Which of the lines below contain the string "dioxide"? Copy each one.
┄┄┄┄┄┄┄┄┄┄
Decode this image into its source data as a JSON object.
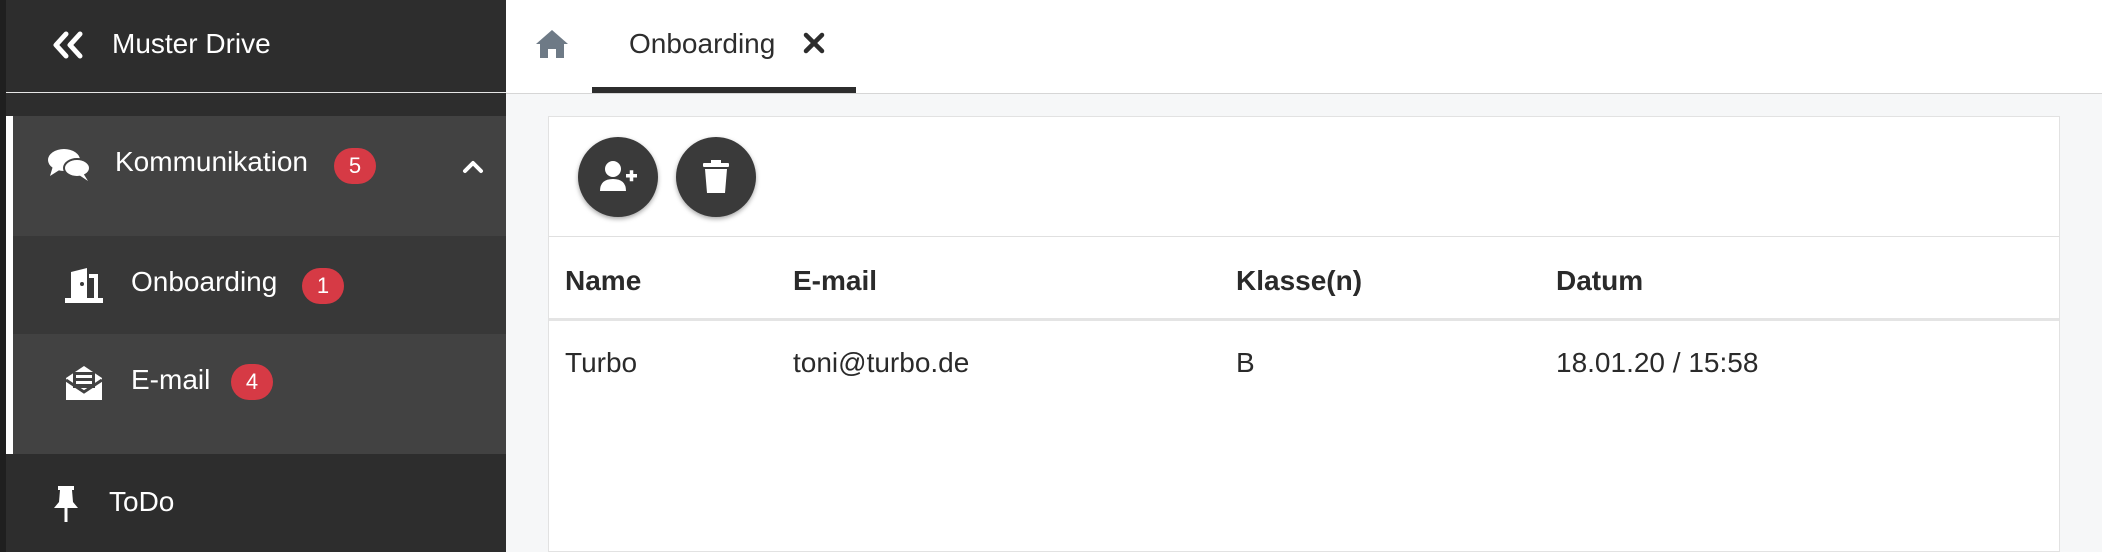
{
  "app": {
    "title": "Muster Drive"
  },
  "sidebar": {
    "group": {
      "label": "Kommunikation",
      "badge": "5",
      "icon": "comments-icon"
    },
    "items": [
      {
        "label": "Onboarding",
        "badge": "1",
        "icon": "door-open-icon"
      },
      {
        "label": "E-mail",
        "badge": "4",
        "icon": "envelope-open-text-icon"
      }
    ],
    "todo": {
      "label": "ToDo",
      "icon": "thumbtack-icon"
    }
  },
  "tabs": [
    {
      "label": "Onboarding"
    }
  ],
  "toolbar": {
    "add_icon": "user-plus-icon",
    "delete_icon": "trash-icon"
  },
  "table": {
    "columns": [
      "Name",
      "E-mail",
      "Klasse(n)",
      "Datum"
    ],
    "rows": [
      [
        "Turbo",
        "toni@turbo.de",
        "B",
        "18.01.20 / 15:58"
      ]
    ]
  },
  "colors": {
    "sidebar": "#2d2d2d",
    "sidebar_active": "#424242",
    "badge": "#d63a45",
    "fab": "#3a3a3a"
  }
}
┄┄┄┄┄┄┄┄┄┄
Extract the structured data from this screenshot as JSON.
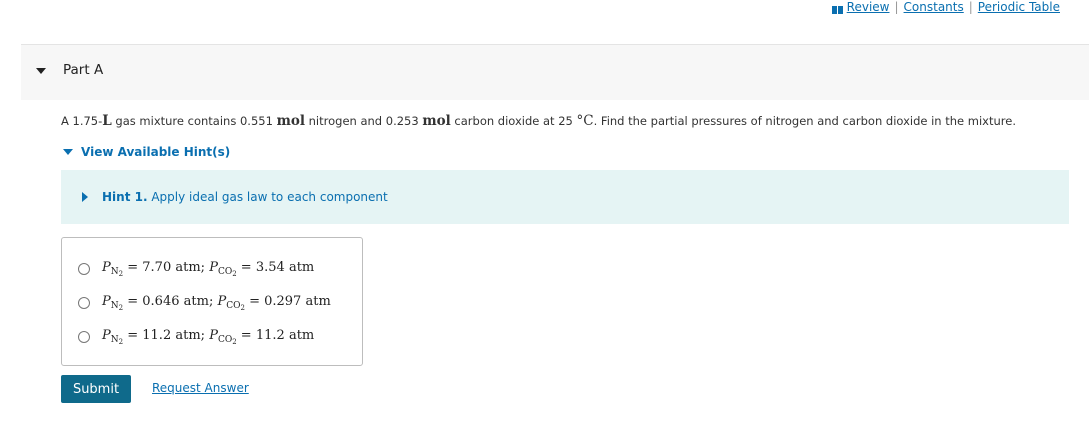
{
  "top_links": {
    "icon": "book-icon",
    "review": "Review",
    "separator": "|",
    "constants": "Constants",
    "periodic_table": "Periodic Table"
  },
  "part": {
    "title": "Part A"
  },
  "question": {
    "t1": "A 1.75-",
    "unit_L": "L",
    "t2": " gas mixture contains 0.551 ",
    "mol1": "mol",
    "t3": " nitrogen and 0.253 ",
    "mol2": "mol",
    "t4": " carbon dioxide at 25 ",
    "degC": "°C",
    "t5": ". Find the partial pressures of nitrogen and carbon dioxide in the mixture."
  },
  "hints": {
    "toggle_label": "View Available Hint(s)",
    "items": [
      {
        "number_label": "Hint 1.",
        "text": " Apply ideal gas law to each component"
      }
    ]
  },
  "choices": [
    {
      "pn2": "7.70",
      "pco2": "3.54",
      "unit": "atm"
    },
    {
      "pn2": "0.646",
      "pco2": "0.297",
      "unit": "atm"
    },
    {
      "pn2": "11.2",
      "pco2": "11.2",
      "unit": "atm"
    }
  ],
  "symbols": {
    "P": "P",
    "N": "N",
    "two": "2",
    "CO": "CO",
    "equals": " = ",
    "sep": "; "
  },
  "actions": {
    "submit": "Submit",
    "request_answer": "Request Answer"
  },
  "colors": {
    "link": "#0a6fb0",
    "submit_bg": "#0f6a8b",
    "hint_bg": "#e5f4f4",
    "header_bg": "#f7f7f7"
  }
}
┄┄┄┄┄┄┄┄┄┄
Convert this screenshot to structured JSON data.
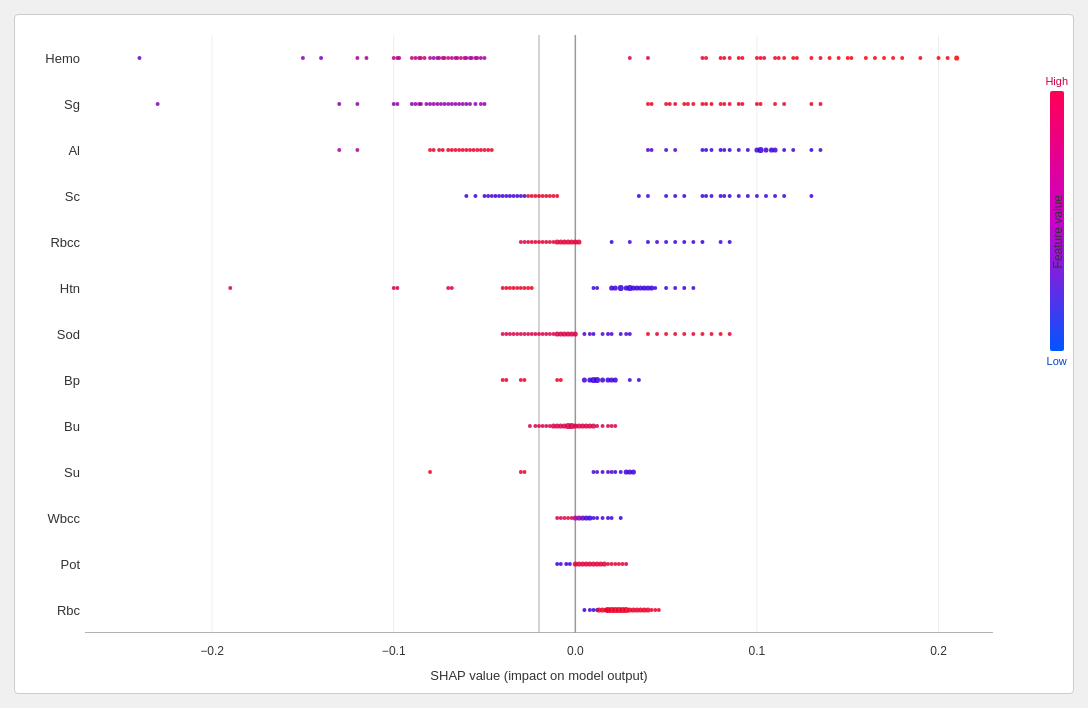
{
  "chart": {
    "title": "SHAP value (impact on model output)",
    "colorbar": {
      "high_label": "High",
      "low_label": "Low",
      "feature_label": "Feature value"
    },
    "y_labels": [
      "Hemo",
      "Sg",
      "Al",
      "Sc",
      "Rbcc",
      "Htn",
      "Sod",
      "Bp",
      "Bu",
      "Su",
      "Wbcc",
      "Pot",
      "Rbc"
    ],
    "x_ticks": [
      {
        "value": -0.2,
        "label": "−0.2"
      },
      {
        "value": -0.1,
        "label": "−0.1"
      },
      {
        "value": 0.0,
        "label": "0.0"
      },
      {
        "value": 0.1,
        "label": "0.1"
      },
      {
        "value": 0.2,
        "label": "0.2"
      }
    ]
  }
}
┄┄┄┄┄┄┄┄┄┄
> **Answer for this exercise**
    "t4": " carbon dioxide at 25 ",
    "t5": ". Find the partial pressures of nitrogen and carbon dioxide in the mixture."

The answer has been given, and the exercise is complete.